Lincoln County Cooperative Extension Director Kevin Starr is preparing to set down his gardening gloves after his last Master Gardener class this fall, finishing up a 20-year run of teaching local residents how to tidy up their flower beds and appreciate local horticulture.
There will be an information session for those interested in learning more about the class at 9 a.m., Sept. 11, in the demonstration kitchen at the Citizen’s Center in downtown Lincolnton.
The 40-hour course that starts Oct. 16, focuses on the basic types of horticulture, such as trees, flowers, fruits and vegetables, Starr told the Times-News on Tuesday.
Every Tuesday, with the exception of select weeks during the holiday season, until Feb. 19, students will meet with Starr from 9 a.m. to noon. Guest speakers, such as Extension Agent for Agriculture Libby Yarber and Family and Consumer Sciences Agent Leigh Guth will be speaking on relevant gardening topics, such as soil and local foods.
Starr is expecting his usual 18 to 24 number of participants, but said he is able to have up to 28 students this year.
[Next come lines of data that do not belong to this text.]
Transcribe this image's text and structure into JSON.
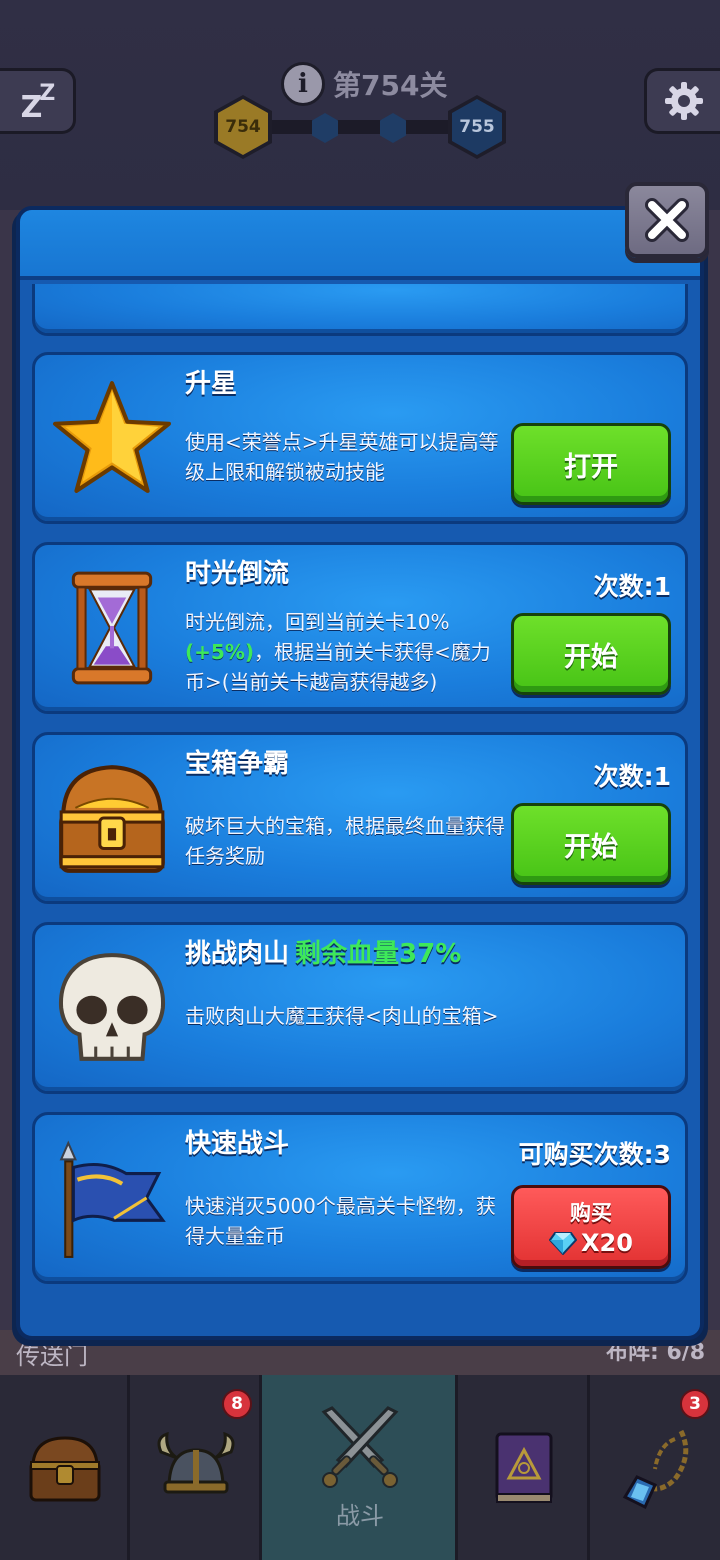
{
  "hud": {
    "level_title": "第754关",
    "current_level": "754",
    "next_level": "755"
  },
  "background": {
    "portal_text": "传送门",
    "right_text": "布阵: 6/8"
  },
  "cards": [
    {
      "id": "star-up",
      "title": "升星",
      "description": "使用<荣誉点>升星英雄可以提高等级上限和解锁被动技能",
      "button": "打开",
      "icon": "star-icon"
    },
    {
      "id": "time-rewind",
      "title": "时光倒流",
      "description_a": "时光倒流，回到当前关卡10%",
      "description_b": "(+5%)",
      "description_c": "，根据当前关卡获得<魔力币>(当前关卡越高获得越多)",
      "count": "次数:1",
      "button": "开始",
      "icon": "hourglass-icon"
    },
    {
      "id": "chest-battle",
      "title": "宝箱争霸",
      "description": "破坏巨大的宝箱，根据最终血量获得任务奖励",
      "count": "次数:1",
      "button": "开始",
      "icon": "treasure-chest-icon"
    },
    {
      "id": "meat-mountain",
      "title": "挑战肉山",
      "hp_text": "剩余血量37%",
      "hp_percent": 37,
      "description": "击败肉山大魔王获得<肉山的宝箱>",
      "icon": "skull-icon"
    },
    {
      "id": "quick-battle",
      "title": "快速战斗",
      "description": "快速消灭5000个最高关卡怪物，获得大量金币",
      "count": "可购买次数:3",
      "button": "购买",
      "price": "X20",
      "icon": "flag-icon"
    }
  ],
  "nav": {
    "tabs": [
      {
        "name": "chest",
        "icon": "treasure-chest-icon",
        "badge": ""
      },
      {
        "name": "heroes",
        "icon": "viking-helmet-icon",
        "badge": "8"
      },
      {
        "name": "battle",
        "icon": "crossed-swords-icon",
        "label": "战斗",
        "active": true
      },
      {
        "name": "spellbook",
        "icon": "spellbook-icon",
        "badge": ""
      },
      {
        "name": "amulet",
        "icon": "amulet-icon",
        "badge": "3"
      }
    ]
  },
  "colors": {
    "panel_blue": "#165ab0",
    "card_blue": "#1a7ddc",
    "button_green": "#47c316",
    "button_red": "#e23232",
    "accent_green_text": "#3ee85a"
  }
}
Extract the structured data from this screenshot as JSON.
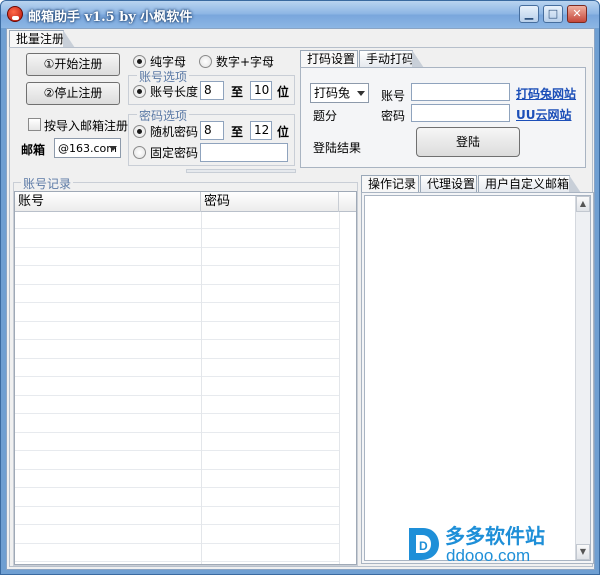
{
  "window": {
    "title": "邮箱助手 v1.5 by 小枫软件",
    "buttons": {
      "minimize": "▁",
      "maximize": "□",
      "close": "✕"
    }
  },
  "main_tab": "批量注册",
  "controls": {
    "start_button": "①开始注册",
    "stop_button": "②停止注册",
    "import_checkbox_label": "按导入邮箱注册",
    "mailbox_label": "邮箱",
    "mailbox_value": "@163.com"
  },
  "account_options": {
    "radio_letters": "纯字母",
    "radio_digits_letters": "数字+字母",
    "group_title": "账号选项",
    "length_label": "账号长度",
    "length_min": "8",
    "to_label": "至",
    "length_max": "10",
    "unit_label": "位"
  },
  "password_options": {
    "group_title": "密码选项",
    "random_label": "随机密码",
    "random_min": "8",
    "to_label": "至",
    "random_max": "12",
    "unit_label": "位",
    "fixed_label": "固定密码",
    "fixed_value": ""
  },
  "captcha": {
    "tabs": [
      "打码设置",
      "手动打码"
    ],
    "service_value": "打码兔",
    "score_label": "题分",
    "account_label": "账号",
    "password_label": "密码",
    "login_result_label": "登陆结果",
    "login_button": "登陆",
    "link_dama": "打码兔网站",
    "link_uu": "UU云网站"
  },
  "records": {
    "group_title": "账号记录",
    "columns": [
      "账号",
      "密码"
    ],
    "row_count": 19
  },
  "log_tabs": [
    "操作记录",
    "代理设置",
    "用户自定义邮箱"
  ],
  "watermark": {
    "text_cn": "多多软件站",
    "text_url": "ddooo.com",
    "logo_letter": "D"
  }
}
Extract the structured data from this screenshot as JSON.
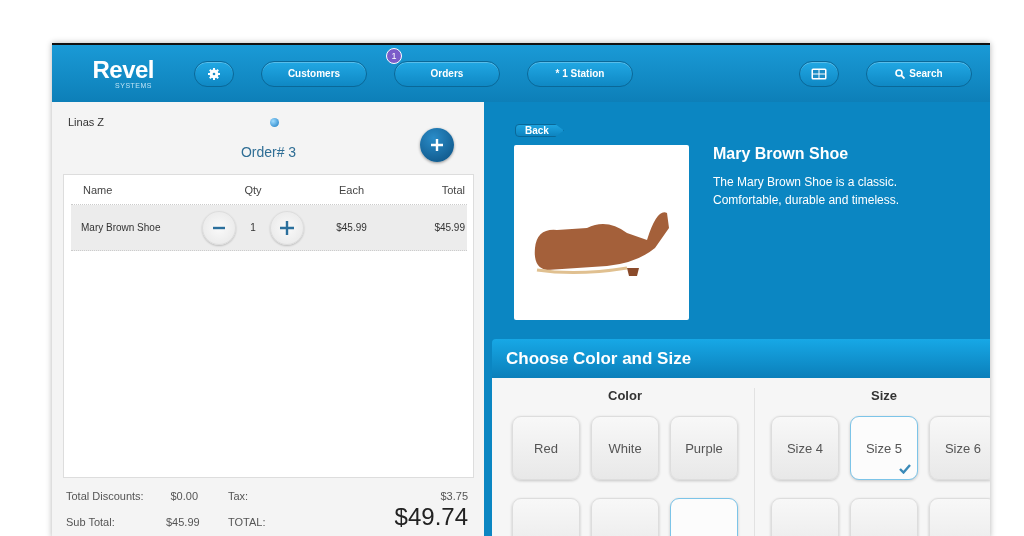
{
  "topbar": {
    "logo": "Revel",
    "logo_sub": "SYSTEMS",
    "buttons": [
      {
        "kind": "settings"
      },
      {
        "kind": "text",
        "label": "Customers"
      },
      {
        "kind": "text",
        "label": "Orders",
        "badge": "1"
      },
      {
        "kind": "text",
        "label": "* 1 Station"
      },
      {
        "kind": "spacer"
      },
      {
        "kind": "grid"
      },
      {
        "kind": "search",
        "label": "Search"
      }
    ]
  },
  "order": {
    "customer": "Linas Z",
    "title": "Order# 3",
    "columns": [
      "Name",
      "Qty",
      "Each",
      "Total"
    ],
    "rows": [
      {
        "name": "Mary Brown Shoe",
        "qty": "1",
        "each": "$45.99",
        "total": "$45.99",
        "selected": true
      }
    ],
    "totals": {
      "discounts_label": "Total Discounts:",
      "discounts": "$0.00",
      "tax_label": "Tax:",
      "tax": "$3.75",
      "subtotal_label": "Sub Total:",
      "subtotal": "$45.99",
      "total_label": "TOTAL:",
      "total": "$49.74"
    }
  },
  "product": {
    "back": "Back",
    "name": "Mary Brown Shoe",
    "description": "The Mary Brown Shoe is a classic. Comfortable, durable and timeless."
  },
  "options": {
    "title": "Choose Color and Size",
    "groups": [
      {
        "heading": "Color",
        "items": [
          {
            "label": "Red",
            "selected": false
          },
          {
            "label": "White",
            "selected": false
          },
          {
            "label": "Purple",
            "selected": false
          },
          {
            "selected": false
          },
          {
            "selected": false
          },
          {
            "selected": true
          }
        ]
      },
      {
        "heading": "Size",
        "items": [
          {
            "label": "Size 4",
            "selected": false
          },
          {
            "label": "Size 5",
            "selected": true
          },
          {
            "label": "Size 6",
            "selected": false
          },
          {
            "selected": false
          },
          {
            "selected": false
          },
          {
            "selected": false
          }
        ]
      }
    ]
  }
}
Over the years, he has seen several repeat-students who have taken his course more than once, such as Beverly Phelps.
Phelps took the course for the first time in 2007, and went back for seconds in 2010, she said. The gardener is “highly considering” taking the course for the third time, as it will be Starr’s last of his career.
“The class is absolutely essential for any gardener, especially for someone who is new to the area,” Phelps said. “Even if you’re an avid gardener, you learn there is so much more to learn. (On a 1 to 10-scale) If I was at a level two or three before I took his course, I bumped up to a seven or eight by the end.”
Phelps moved to Lincoln County about six years ago, from California — a state that is welcoming to plants and easy to garden in, she said. The red clay found in North Carolina makes it difficult to grow certain things, Phelps has learned, and through Starr’s class she was able to pinpoint what factors to consider and what was going wrong. The humidity in the air, too, was something the California native was unfamiliar with and had to take into consideration with her new garden.
Phelps and Starr agree that the course is thorough with covering the basic “A to Z knowledge” of horticulture; not just gardening, but information about plant basics, pests, diseases and growing conditions.
Learning how to make his students good horticultural consumers, by teaching them the tools to find the best, most cost efficient and environmentally-responsible decisions to their problems are Starr’s goals for his students, he said.
Though this year’s group will cover a broad spectrum within the horticulture family, there won’t be enough time to delve into too many specifics, such as certain flowers or plants, he said. However, he hopes the basic skills his trainees acquire will be enough to lure them away from the old wives’ tales that so many people use, and tips that do more harm than good.
In addition to the course, those participating must also complete volunteer activities through Cooperative Extension, such as working with the Farmers Market and helping judge livestock competitions.
The course costs $85, and Starr advises those who are interested in attending the course to stop by the Sept. 11 session; spots will fill up quickly, he warns. For more information, call (704) 736-8452.
“There really is something for everyone in this class,” Starr said.